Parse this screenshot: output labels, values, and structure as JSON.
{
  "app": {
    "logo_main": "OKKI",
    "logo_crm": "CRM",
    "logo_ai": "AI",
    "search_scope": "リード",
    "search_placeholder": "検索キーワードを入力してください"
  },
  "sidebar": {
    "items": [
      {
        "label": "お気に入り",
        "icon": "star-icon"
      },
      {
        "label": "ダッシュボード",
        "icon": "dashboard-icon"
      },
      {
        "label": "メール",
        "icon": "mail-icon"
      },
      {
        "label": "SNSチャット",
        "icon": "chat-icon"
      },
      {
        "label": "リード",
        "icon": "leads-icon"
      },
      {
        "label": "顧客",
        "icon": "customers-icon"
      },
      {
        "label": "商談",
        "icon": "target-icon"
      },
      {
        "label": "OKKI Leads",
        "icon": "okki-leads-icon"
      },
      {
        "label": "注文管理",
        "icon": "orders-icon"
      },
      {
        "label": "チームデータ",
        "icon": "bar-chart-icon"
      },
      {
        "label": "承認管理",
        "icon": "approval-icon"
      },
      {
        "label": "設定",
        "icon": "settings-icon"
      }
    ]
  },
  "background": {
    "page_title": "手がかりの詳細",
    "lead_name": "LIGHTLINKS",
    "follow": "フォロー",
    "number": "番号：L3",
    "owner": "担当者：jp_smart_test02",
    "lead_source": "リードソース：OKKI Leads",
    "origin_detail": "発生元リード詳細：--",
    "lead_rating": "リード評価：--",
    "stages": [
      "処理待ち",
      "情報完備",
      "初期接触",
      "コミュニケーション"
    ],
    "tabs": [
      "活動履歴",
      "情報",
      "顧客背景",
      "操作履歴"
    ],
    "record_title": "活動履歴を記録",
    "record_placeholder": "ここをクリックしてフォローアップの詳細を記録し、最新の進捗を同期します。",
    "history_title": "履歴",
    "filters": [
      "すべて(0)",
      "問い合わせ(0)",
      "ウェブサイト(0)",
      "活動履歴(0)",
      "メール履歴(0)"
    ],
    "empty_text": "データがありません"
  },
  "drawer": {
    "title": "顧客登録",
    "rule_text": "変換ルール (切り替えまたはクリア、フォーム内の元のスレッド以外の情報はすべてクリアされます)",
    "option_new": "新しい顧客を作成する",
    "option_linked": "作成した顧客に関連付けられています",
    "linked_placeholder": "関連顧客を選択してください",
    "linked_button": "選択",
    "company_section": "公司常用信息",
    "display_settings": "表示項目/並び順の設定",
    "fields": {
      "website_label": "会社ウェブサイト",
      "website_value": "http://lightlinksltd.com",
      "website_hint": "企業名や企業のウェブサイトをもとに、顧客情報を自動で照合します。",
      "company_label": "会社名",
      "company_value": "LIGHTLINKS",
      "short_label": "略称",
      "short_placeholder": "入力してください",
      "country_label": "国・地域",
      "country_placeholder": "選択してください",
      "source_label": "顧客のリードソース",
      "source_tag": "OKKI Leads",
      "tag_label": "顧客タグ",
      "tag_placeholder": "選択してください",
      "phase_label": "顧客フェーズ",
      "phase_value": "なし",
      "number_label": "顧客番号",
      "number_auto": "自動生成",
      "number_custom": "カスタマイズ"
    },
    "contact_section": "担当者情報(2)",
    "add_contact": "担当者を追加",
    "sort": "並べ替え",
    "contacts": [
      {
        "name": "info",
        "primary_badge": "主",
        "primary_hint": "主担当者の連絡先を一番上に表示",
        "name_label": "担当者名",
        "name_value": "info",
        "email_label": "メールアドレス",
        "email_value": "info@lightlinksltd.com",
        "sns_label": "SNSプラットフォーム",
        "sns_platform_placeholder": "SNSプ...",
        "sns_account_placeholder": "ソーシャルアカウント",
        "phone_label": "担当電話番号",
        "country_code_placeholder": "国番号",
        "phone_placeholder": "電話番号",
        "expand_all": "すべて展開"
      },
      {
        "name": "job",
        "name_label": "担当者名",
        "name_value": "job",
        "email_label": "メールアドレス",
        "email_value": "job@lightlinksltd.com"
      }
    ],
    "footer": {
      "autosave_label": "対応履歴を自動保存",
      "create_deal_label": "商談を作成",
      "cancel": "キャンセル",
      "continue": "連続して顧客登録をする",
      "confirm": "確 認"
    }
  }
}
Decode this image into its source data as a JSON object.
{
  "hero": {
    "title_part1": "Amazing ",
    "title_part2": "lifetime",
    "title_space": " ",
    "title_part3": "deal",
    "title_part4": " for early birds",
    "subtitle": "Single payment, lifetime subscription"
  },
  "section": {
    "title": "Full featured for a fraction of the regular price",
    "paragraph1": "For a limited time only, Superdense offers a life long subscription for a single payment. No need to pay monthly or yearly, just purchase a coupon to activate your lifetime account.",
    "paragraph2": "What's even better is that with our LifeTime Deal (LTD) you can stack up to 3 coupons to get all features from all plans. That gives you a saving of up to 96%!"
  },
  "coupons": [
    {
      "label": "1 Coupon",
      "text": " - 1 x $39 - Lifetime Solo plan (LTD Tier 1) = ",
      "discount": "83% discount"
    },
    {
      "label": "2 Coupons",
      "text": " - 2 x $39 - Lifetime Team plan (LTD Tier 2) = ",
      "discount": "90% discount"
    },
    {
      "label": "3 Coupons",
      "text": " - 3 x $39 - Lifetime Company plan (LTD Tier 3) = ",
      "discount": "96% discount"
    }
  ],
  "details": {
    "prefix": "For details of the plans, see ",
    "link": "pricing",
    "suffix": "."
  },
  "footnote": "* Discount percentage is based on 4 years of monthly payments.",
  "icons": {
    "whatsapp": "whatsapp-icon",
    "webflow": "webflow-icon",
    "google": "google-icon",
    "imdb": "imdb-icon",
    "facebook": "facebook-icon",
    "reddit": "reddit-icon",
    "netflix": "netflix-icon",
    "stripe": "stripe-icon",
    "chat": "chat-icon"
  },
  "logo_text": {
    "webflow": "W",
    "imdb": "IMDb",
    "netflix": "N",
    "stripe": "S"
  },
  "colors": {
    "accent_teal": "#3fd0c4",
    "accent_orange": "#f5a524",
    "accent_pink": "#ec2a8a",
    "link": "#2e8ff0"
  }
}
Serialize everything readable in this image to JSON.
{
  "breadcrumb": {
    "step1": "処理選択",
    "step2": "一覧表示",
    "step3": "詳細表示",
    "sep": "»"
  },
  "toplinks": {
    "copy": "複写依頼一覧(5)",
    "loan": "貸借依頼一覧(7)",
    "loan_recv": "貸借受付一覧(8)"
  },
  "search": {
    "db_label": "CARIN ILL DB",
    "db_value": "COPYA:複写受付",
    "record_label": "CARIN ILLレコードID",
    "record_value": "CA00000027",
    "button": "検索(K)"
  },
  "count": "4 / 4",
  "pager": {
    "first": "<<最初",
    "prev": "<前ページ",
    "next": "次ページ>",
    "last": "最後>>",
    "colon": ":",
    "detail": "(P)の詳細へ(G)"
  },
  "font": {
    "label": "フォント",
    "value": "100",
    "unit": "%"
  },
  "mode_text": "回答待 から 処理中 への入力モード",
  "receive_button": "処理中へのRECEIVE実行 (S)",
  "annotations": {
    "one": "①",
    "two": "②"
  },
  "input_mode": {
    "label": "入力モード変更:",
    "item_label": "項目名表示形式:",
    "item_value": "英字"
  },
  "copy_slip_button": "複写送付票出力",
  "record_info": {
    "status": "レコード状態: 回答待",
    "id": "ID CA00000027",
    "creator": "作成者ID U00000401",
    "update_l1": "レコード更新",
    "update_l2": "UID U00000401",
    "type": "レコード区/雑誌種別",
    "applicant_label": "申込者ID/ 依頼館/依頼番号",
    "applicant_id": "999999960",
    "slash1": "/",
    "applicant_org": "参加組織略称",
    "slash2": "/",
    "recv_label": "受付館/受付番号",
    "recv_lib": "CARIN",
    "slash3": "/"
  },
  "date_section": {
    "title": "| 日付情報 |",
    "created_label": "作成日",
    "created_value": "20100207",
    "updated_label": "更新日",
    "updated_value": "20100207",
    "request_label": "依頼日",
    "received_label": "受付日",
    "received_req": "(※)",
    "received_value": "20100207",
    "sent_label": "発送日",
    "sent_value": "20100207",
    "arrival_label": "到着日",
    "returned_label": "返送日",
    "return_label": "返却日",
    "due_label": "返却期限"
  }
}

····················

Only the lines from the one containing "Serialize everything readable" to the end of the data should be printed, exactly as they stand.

## YOUR SOLUTION
Serialize everything readable in this image to JSON.
{
  "breadcrumb": {
    "step1": "処理選択",
    "step2": "一覧表示",
    "step3": "詳細表示",
    "sep": "»"
  },
  "toplinks": {
    "copy": "複写依頼一覧(5)",
    "loan": "貸借依頼一覧(7)",
    "loan_recv": "貸借受付一覧(8)"
  },
  "search": {
    "db_label": "CARIN ILL DB",
    "db_value": "COPYA:複写受付",
    "record_label": "CARIN ILLレコードID",
    "record_value": "CA00000027",
    "button": "検索(K)"
  },
  "count": "4 / 4",
  "pager": {
    "first": "<<最初",
    "prev": "<前ページ",
    "next": "次ページ>",
    "last": "最後>>",
    "colon": ":",
    "detail": "(P)の詳細へ(G)"
  },
  "font": {
    "label": "フォント",
    "value": "100",
    "unit": "%"
  },
  "mode_text": "回答待 から 処理中 への入力モード",
  "receive_button": "処理中へのRECEIVE実行 (S)",
  "annotations": {
    "one": "①",
    "two": "②"
  },
  "input_mode": {
    "label": "入力モード変更:",
    "item_label": "項目名表示形式:",
    "item_value": "英字"
  },
  "copy_slip_button": "複写送付票出力",
  "record_info": {
    "status": "レコード状態: 回答待",
    "id": "ID CA00000027",
    "creator": "作成者ID U00000401",
    "update_l1": "レコード更新",
    "update_l2": "UID U00000401",
    "type": "レコード区/雑誌種別",
    "applicant_label": "申込者ID/ 依頼館/依頼番号",
    "applicant_id": "999999960",
    "slash1": "/",
    "applicant_org": "参加組織略称",
    "slash2": "/",
    "recv_label": "受付館/受付番号",
    "recv_lib": "CARIN",
    "slash3": "/"
  },
  "date_section": {
    "title": "| 日付情報 |",
    "created_label": "作成日",
    "created_value": "20100207",
    "updated_label": "更新日",
    "updated_value": "20100207",
    "request_label": "依頼日",
    "received_label": "受付日",
    "received_req": "(※)",
    "received_value": "20100207",
    "sent_label": "発送日",
    "sent_value": "20100207",
    "arrival_label": "到着日",
    "returned_label": "返送日",
    "return_label": "返却日",
    "due_label": "返却期限"
  }
}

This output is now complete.